Minister of Commerce and Associate Agriculture today queried comments made about his speech to 250 dairy farmers at the Jersey New Zealand Conference in New Plymouth yesterday.
Mr Luxton again today said his primary concern was the profitability of hard working dairy farmers, who are taking about a $50,000 cold hard cash cut in average income over two years.
The first comment was, "the reasons dairy farmers incomes were down related to commodity prices and the appreciation of the dollar, not board performance".
Mr Luxton responded today, "If this is what the board believe, then it follows that when payout goes up, because of changes in the value of the dollar and commodity prices, then obviously board performance is not relevant either."
"However the board is to be congratulated on their treasury operations whose foreign currency management hedging gains exceeded $240 million in 1996 (source 1996 Annual report)
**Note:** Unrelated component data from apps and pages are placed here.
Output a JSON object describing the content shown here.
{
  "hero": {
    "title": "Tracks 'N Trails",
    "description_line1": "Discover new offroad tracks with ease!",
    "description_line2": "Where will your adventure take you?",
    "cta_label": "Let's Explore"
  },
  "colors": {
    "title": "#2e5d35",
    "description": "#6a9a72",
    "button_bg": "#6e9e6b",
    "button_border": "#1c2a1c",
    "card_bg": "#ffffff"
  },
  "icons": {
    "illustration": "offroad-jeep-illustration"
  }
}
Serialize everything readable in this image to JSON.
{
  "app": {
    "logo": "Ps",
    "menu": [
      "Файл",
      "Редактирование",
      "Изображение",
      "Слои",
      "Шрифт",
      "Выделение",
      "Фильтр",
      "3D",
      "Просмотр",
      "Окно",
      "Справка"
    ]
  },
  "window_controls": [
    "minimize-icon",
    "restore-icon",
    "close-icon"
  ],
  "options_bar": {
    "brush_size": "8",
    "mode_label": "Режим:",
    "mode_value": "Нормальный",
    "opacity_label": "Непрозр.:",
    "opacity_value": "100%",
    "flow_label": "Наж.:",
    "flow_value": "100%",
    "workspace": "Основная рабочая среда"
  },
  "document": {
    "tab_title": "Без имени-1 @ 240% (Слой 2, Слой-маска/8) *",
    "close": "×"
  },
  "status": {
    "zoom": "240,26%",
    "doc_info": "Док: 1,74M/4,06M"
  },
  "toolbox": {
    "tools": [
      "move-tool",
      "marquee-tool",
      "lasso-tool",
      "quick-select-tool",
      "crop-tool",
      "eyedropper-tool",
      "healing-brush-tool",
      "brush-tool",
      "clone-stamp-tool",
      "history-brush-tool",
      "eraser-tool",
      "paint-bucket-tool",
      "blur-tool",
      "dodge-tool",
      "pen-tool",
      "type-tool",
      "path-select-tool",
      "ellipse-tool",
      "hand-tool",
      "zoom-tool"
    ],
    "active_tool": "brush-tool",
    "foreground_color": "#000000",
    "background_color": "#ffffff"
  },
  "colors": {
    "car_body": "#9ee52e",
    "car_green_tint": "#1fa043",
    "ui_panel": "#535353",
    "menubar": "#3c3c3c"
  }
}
The second comment from the Board related to value added, saying, " And Mr Luxton is wrong to characterise the board as restricting innovation; Any business which lifted its added value game by $100 million in a year did not fit into that category"
Mr Luxton responded, "Investing in adding value, and not just cost, was vital to improve the incomes of dairy farmers. The board is to be applaued for increasing "value added" by $100 million. However their turnover increased by about $800 million over the same period.
"My office has asked the board for more details on the total amount of "added value", and their definition of "added value". We have yet to get a specific response.
"However it appears from the boards own comments that the effect of the drop in commodity prices on payouts is that not enough value is added to increase farmers profits. This is one of the issues I am reflecting farmer concerns about
"New Zealand's dairy farmers are hard working business people. When they are told to take such big drops in income, they have the right to ask questions, " Mr Luxton concluded.